Return all lines from the listing below that include the word "arrow".

──────── RAW DATA ────────

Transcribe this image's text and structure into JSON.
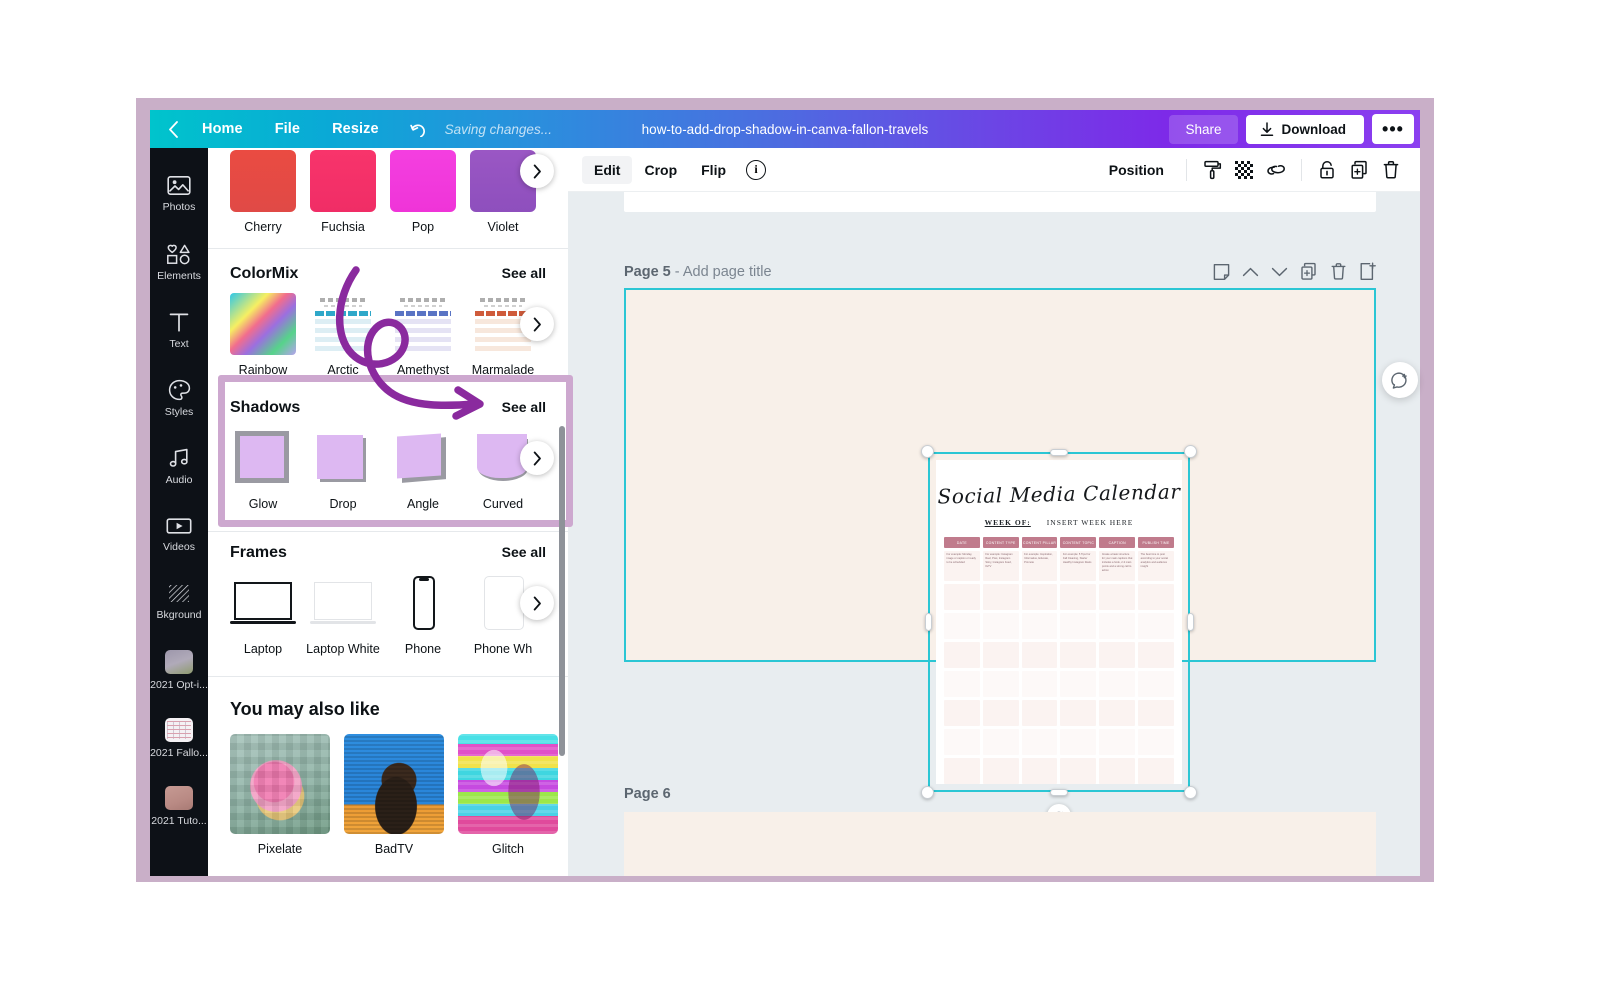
{
  "app": {
    "top_bar": {
      "back_icon": "chevron-left-icon",
      "home_label": "Home",
      "file_label": "File",
      "resize_label": "Resize",
      "undo_icon": "undo-arrow-icon",
      "saving_status": "Saving changes...",
      "document_title": "how-to-add-drop-shadow-in-canva-fallon-travels",
      "share_label": "Share",
      "download_label": "Download",
      "download_icon": "download-arrow-icon",
      "more_label": "•••",
      "gradient_start": "#00c4cc",
      "gradient_end": "#8b3ff0"
    }
  },
  "rail": {
    "items": [
      {
        "label": "Photos",
        "icon": "photo-icon"
      },
      {
        "label": "Elements",
        "icon": "shapes-icon"
      },
      {
        "label": "Text",
        "icon": "text-t-icon"
      },
      {
        "label": "Styles",
        "icon": "palette-icon"
      },
      {
        "label": "Audio",
        "icon": "music-note-icon"
      },
      {
        "label": "Videos",
        "icon": "video-play-icon"
      },
      {
        "label": "Bkground",
        "icon": "hatch-pattern-icon"
      },
      {
        "label": "2021 Opt-i...",
        "icon": "folder-thumb-optin"
      },
      {
        "label": "2021 Fallo...",
        "icon": "folder-thumb-fallon"
      },
      {
        "label": "2021 Tuto...",
        "icon": "folder-thumb-tutorial"
      }
    ]
  },
  "panel": {
    "colors_row": {
      "items": [
        {
          "label": "Cherry"
        },
        {
          "label": "Fuchsia"
        },
        {
          "label": "Pop"
        },
        {
          "label": "Violet"
        }
      ],
      "next_icon": "chevron-right-icon"
    },
    "colormix": {
      "title": "ColorMix",
      "see_all": "See all",
      "items": [
        {
          "label": "Rainbow"
        },
        {
          "label": "Arctic"
        },
        {
          "label": "Amethyst"
        },
        {
          "label": "Marmalade"
        }
      ],
      "next_icon": "chevron-right-icon"
    },
    "shadows": {
      "title": "Shadows",
      "see_all": "See all",
      "highlighted": true,
      "highlight_color": "#cda8cf",
      "items": [
        {
          "label": "Glow"
        },
        {
          "label": "Drop"
        },
        {
          "label": "Angle"
        },
        {
          "label": "Curved"
        }
      ],
      "next_icon": "chevron-right-icon"
    },
    "frames": {
      "title": "Frames",
      "see_all": "See all",
      "items": [
        {
          "label": "Laptop"
        },
        {
          "label": "Laptop White"
        },
        {
          "label": "Phone"
        },
        {
          "label": "Phone Wh"
        }
      ],
      "next_icon": "chevron-right-icon"
    },
    "you_may_also_like": {
      "title": "You may also like",
      "items": [
        {
          "label": "Pixelate"
        },
        {
          "label": "BadTV"
        },
        {
          "label": "Glitch"
        }
      ]
    },
    "annotation": {
      "type": "hand-drawn-arrow",
      "color": "#8a2a9e",
      "points_to": "Shadows See all"
    }
  },
  "editor_toolbar": {
    "edit_label": "Edit",
    "crop_label": "Crop",
    "flip_label": "Flip",
    "info_label": "i",
    "position_label": "Position",
    "icons": [
      {
        "name": "paint-roller-icon"
      },
      {
        "name": "transparency-checker-icon"
      },
      {
        "name": "link-icon"
      },
      {
        "name": "lock-icon"
      },
      {
        "name": "duplicate-icon"
      },
      {
        "name": "trash-icon"
      }
    ]
  },
  "canvas": {
    "page5": {
      "label": "Page 5",
      "title_placeholder": "- Add page title",
      "background": "#f8f0e9",
      "selection_color": "#2bc6d4",
      "icons": [
        {
          "name": "note-icon"
        },
        {
          "name": "chevron-up-icon"
        },
        {
          "name": "chevron-down-icon"
        },
        {
          "name": "duplicate-page-icon"
        },
        {
          "name": "delete-page-icon"
        },
        {
          "name": "add-page-icon"
        }
      ]
    },
    "page6": {
      "label": "Page 6"
    },
    "rotate_icon": "rotate-handle-icon",
    "comment_icon": "add-comment-icon"
  },
  "document": {
    "title": "Social Media Calendar",
    "week_of_label": "WEEK OF:",
    "week_value": "INSERT WEEK HERE",
    "table_headers": [
      "DATE",
      "CONTENT TYPE",
      "CONTENT PILLAR",
      "CONTENT TOPIC",
      "CAPTION",
      "PUBLISH TIME"
    ],
    "first_row": [
      "For example: Monday, image or caption or ready to be scheduled",
      "For example: Instagram Reel, Post, Instagram Story, Instagram Feed, IGTV",
      "For example: Inspiration, Informative, Educate, Promote",
      "For example: 5 Tips For Fall Cleaning, Starter Healthy Instagram Reels",
      "Create a basic structure for your main captions that includes a hook, 2-3 main points and a strong call to action",
      "The best time to post according to your social analytics and audience insight"
    ],
    "header_color": "#c07b8c",
    "cell_color": "#fbf3f1"
  }
}
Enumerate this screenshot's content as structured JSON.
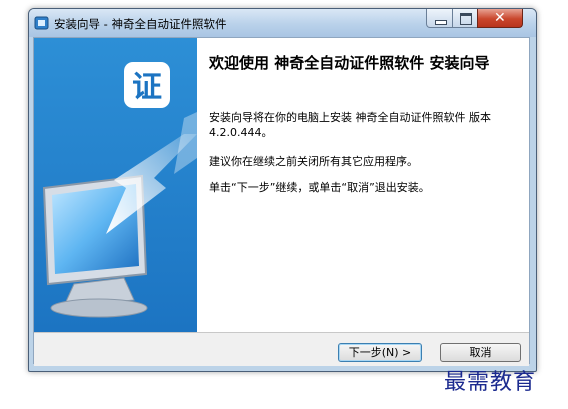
{
  "window": {
    "title": "安装向导 - 神奇全自动证件照软件",
    "app_icon": "installer-icon"
  },
  "banner": {
    "badge_text": "证",
    "illustration": "monitor-illustration"
  },
  "content": {
    "heading": "欢迎使用 神奇全自动证件照软件 安装向导",
    "paragraph_1": "安装向导将在你的电脑上安装 神奇全自动证件照软件 版本 4.2.0.444。",
    "paragraph_2": "建议你在继续之前关闭所有其它应用程序。",
    "paragraph_3": "单击“下一步”继续，或单击“取消”退出安装。"
  },
  "buttons": {
    "next_label": "下一步(N) >",
    "cancel_label": "取消"
  },
  "watermark": "最需教育",
  "colors": {
    "banner_blue": "#1c74c2",
    "close_red": "#c9462c",
    "watermark_blue": "#1b2a8f"
  }
}
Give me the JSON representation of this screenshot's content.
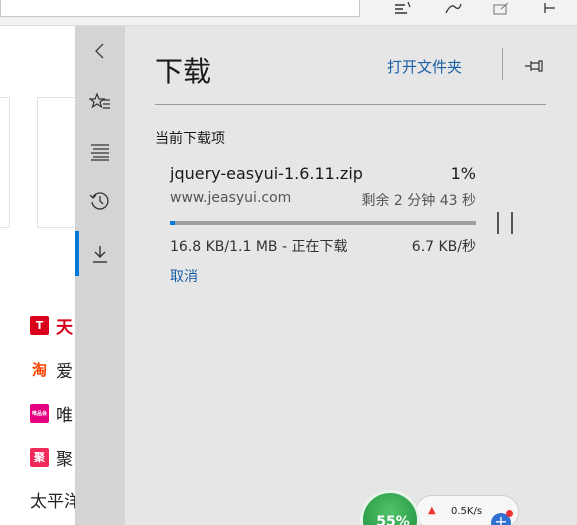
{
  "panel": {
    "title": "下载",
    "open_folder": "打开文件夹",
    "section_label": "当前下载项"
  },
  "download": {
    "filename": "jquery-easyui-1.6.11.zip",
    "percent_label": "1%",
    "progress": 0.01,
    "site": "www.jeasyui.com",
    "remaining": "剩余 2 分钟 43 秒",
    "size_status": "16.8 KB/1.1 MB - 正在下载",
    "speed": "6.7 KB/秒",
    "cancel": "取消"
  },
  "background_sites": [
    {
      "text": "天",
      "icon_text": "T",
      "icon_color": "#d8001b",
      "text_color": "#d8001b"
    },
    {
      "text": "爱",
      "icon_text": "淘",
      "icon_color": "#ffffff",
      "text_color": "#222222",
      "icon_glyph_color": "#ff4400"
    },
    {
      "text": "唯",
      "icon_text": "唯品会",
      "icon_color": "#e4007f",
      "text_color": "#222222"
    },
    {
      "text": "聚",
      "icon_text": "聚",
      "icon_color": "#ee2a5b",
      "text_color": "#222222"
    },
    {
      "text": "太平洋",
      "icon_text": "",
      "icon_color": "",
      "text_color": "#222222"
    }
  ],
  "widget": {
    "percent": "55%",
    "speed": "0.5K/s"
  },
  "colors": {
    "accent": "#0078d7",
    "link": "#1a5fa8",
    "panel_bg": "#e6e6e6",
    "rail_bg": "#d4d4d4"
  },
  "icons": {
    "rail": [
      "chevron-left-icon",
      "favorites-icon",
      "reading-list-icon",
      "history-icon",
      "download-icon"
    ],
    "header": [
      "pin-icon"
    ]
  }
}
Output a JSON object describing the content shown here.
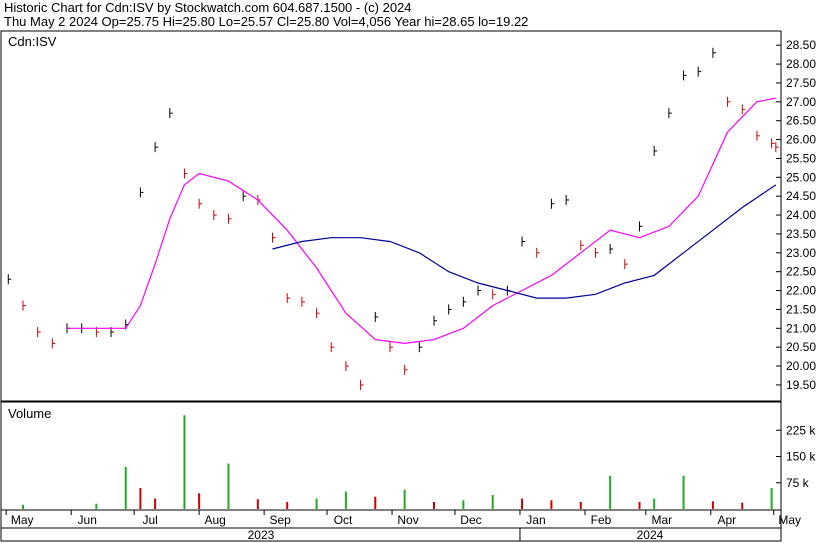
{
  "header": {
    "line1": "Historic Chart for Cdn:ISV by Stockwatch.com 604.687.1500 - (c) 2024",
    "line2": "Thu May  2 2024   Op=25.75   Hi=25.80   Lo=25.57   Cl=25.80   Vol=4,056   Year hi=28.65   lo=19.22"
  },
  "colors": {
    "up": "#000000",
    "down": "#cc0000",
    "ma_short": "#ff00ff",
    "ma_long": "#000099",
    "vol_up": "#22aa22",
    "vol_down": "#cc0000",
    "axis": "#000000",
    "grid": "#dcdcdc"
  },
  "chart_data": [
    {
      "type": "line",
      "panel_label": "Cdn:ISV",
      "y_ticks": [
        "28.50",
        "28.00",
        "27.50",
        "27.00",
        "26.50",
        "26.00",
        "25.50",
        "25.00",
        "24.50",
        "24.00",
        "23.50",
        "23.00",
        "22.50",
        "22.00",
        "21.50",
        "21.00",
        "20.50",
        "20.00",
        "19.50"
      ],
      "ylim": [
        19.1,
        28.85
      ],
      "x_months": [
        "May",
        "Jun",
        "Jul",
        "Aug",
        "Sep",
        "Oct",
        "Nov",
        "Dec",
        "Jan",
        "Feb",
        "Mar",
        "Apr",
        "May"
      ],
      "x_years": [
        "2023",
        "2024"
      ],
      "series": [
        {
          "kind": "price",
          "dates": [
            "2023-05-02",
            "2023-05-09",
            "2023-05-16",
            "2023-05-23",
            "2023-05-30",
            "2023-06-06",
            "2023-06-13",
            "2023-06-20",
            "2023-06-27",
            "2023-07-04",
            "2023-07-11",
            "2023-07-18",
            "2023-07-25",
            "2023-08-01",
            "2023-08-08",
            "2023-08-15",
            "2023-08-22",
            "2023-08-29",
            "2023-09-05",
            "2023-09-12",
            "2023-09-19",
            "2023-09-26",
            "2023-10-03",
            "2023-10-10",
            "2023-10-17",
            "2023-10-24",
            "2023-10-31",
            "2023-11-07",
            "2023-11-14",
            "2023-11-21",
            "2023-11-28",
            "2023-12-05",
            "2023-12-12",
            "2023-12-19",
            "2023-12-26",
            "2024-01-02",
            "2024-01-09",
            "2024-01-16",
            "2024-01-23",
            "2024-01-30",
            "2024-02-06",
            "2024-02-13",
            "2024-02-20",
            "2024-02-27",
            "2024-03-05",
            "2024-03-12",
            "2024-03-19",
            "2024-03-26",
            "2024-04-02",
            "2024-04-09",
            "2024-04-16",
            "2024-04-23",
            "2024-04-30",
            "2024-05-02"
          ],
          "values": [
            22.3,
            21.6,
            20.9,
            20.6,
            21.0,
            21.0,
            20.9,
            20.9,
            21.1,
            24.6,
            25.8,
            26.7,
            25.1,
            24.3,
            24.0,
            23.9,
            24.5,
            24.4,
            23.4,
            21.8,
            21.7,
            21.4,
            20.5,
            20.0,
            19.5,
            21.3,
            20.5,
            19.9,
            20.5,
            21.2,
            21.5,
            21.7,
            22.0,
            21.9,
            22.0,
            23.3,
            23.0,
            24.3,
            24.4,
            23.2,
            23.0,
            23.1,
            22.7,
            23.7,
            25.7,
            26.7,
            27.7,
            27.8,
            28.3,
            27.0,
            26.8,
            26.1,
            25.9,
            25.8
          ]
        },
        {
          "name": "",
          "kind": "ma_short",
          "dates": [
            "2023-05-30",
            "2023-06-13",
            "2023-06-27",
            "2023-07-04",
            "2023-07-11",
            "2023-07-18",
            "2023-07-25",
            "2023-08-01",
            "2023-08-15",
            "2023-08-29",
            "2023-09-12",
            "2023-09-26",
            "2023-10-10",
            "2023-10-24",
            "2023-11-07",
            "2023-11-21",
            "2023-12-05",
            "2023-12-19",
            "2024-01-02",
            "2024-01-16",
            "2024-01-30",
            "2024-02-13",
            "2024-02-27",
            "2024-03-12",
            "2024-03-26",
            "2024-04-09",
            "2024-04-23",
            "2024-05-02"
          ],
          "values": [
            21.0,
            21.0,
            21.0,
            21.6,
            22.7,
            23.9,
            24.8,
            25.1,
            24.9,
            24.4,
            23.6,
            22.6,
            21.4,
            20.7,
            20.6,
            20.7,
            21.0,
            21.6,
            22.0,
            22.4,
            23.0,
            23.6,
            23.4,
            23.7,
            24.5,
            26.2,
            27.0,
            27.1
          ]
        },
        {
          "name": "",
          "kind": "ma_long",
          "dates": [
            "2023-09-05",
            "2023-09-19",
            "2023-10-03",
            "2023-10-17",
            "2023-10-31",
            "2023-11-14",
            "2023-11-28",
            "2023-12-12",
            "2023-12-26",
            "2024-01-09",
            "2024-01-23",
            "2024-02-06",
            "2024-02-20",
            "2024-03-05",
            "2024-03-19",
            "2024-04-02",
            "2024-04-16",
            "2024-05-02"
          ],
          "values": [
            23.1,
            23.3,
            23.4,
            23.4,
            23.3,
            23.0,
            22.5,
            22.2,
            22.0,
            21.8,
            21.8,
            21.9,
            22.2,
            22.4,
            23.0,
            23.6,
            24.2,
            24.8
          ]
        }
      ]
    },
    {
      "type": "bar",
      "panel_label": "Volume",
      "y_ticks": [
        "225 k",
        "150 k",
        "75 k"
      ],
      "ylim": [
        0,
        300000
      ],
      "dates": [
        "2023-05-09",
        "2023-06-13",
        "2023-06-27",
        "2023-07-04",
        "2023-07-11",
        "2023-07-25",
        "2023-08-01",
        "2023-08-15",
        "2023-08-29",
        "2023-09-12",
        "2023-09-26",
        "2023-10-10",
        "2023-10-24",
        "2023-11-07",
        "2023-11-21",
        "2023-12-05",
        "2023-12-19",
        "2024-01-02",
        "2024-01-16",
        "2024-01-30",
        "2024-02-13",
        "2024-02-27",
        "2024-03-05",
        "2024-03-19",
        "2024-04-02",
        "2024-04-16",
        "2024-04-30"
      ],
      "values": [
        12000,
        15000,
        120000,
        60000,
        30000,
        268000,
        45000,
        130000,
        28000,
        20000,
        30000,
        50000,
        35000,
        55000,
        20000,
        25000,
        40000,
        30000,
        25000,
        20000,
        95000,
        20000,
        30000,
        95000,
        22000,
        18000,
        60000
      ]
    }
  ]
}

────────

- **ANSWER FOR THIS EXERCISE**
      "undo_icon": "undo-arrow-icon",
      "download_icon": "download-arrow-icon",
      "type": "hand-drawn-arrow",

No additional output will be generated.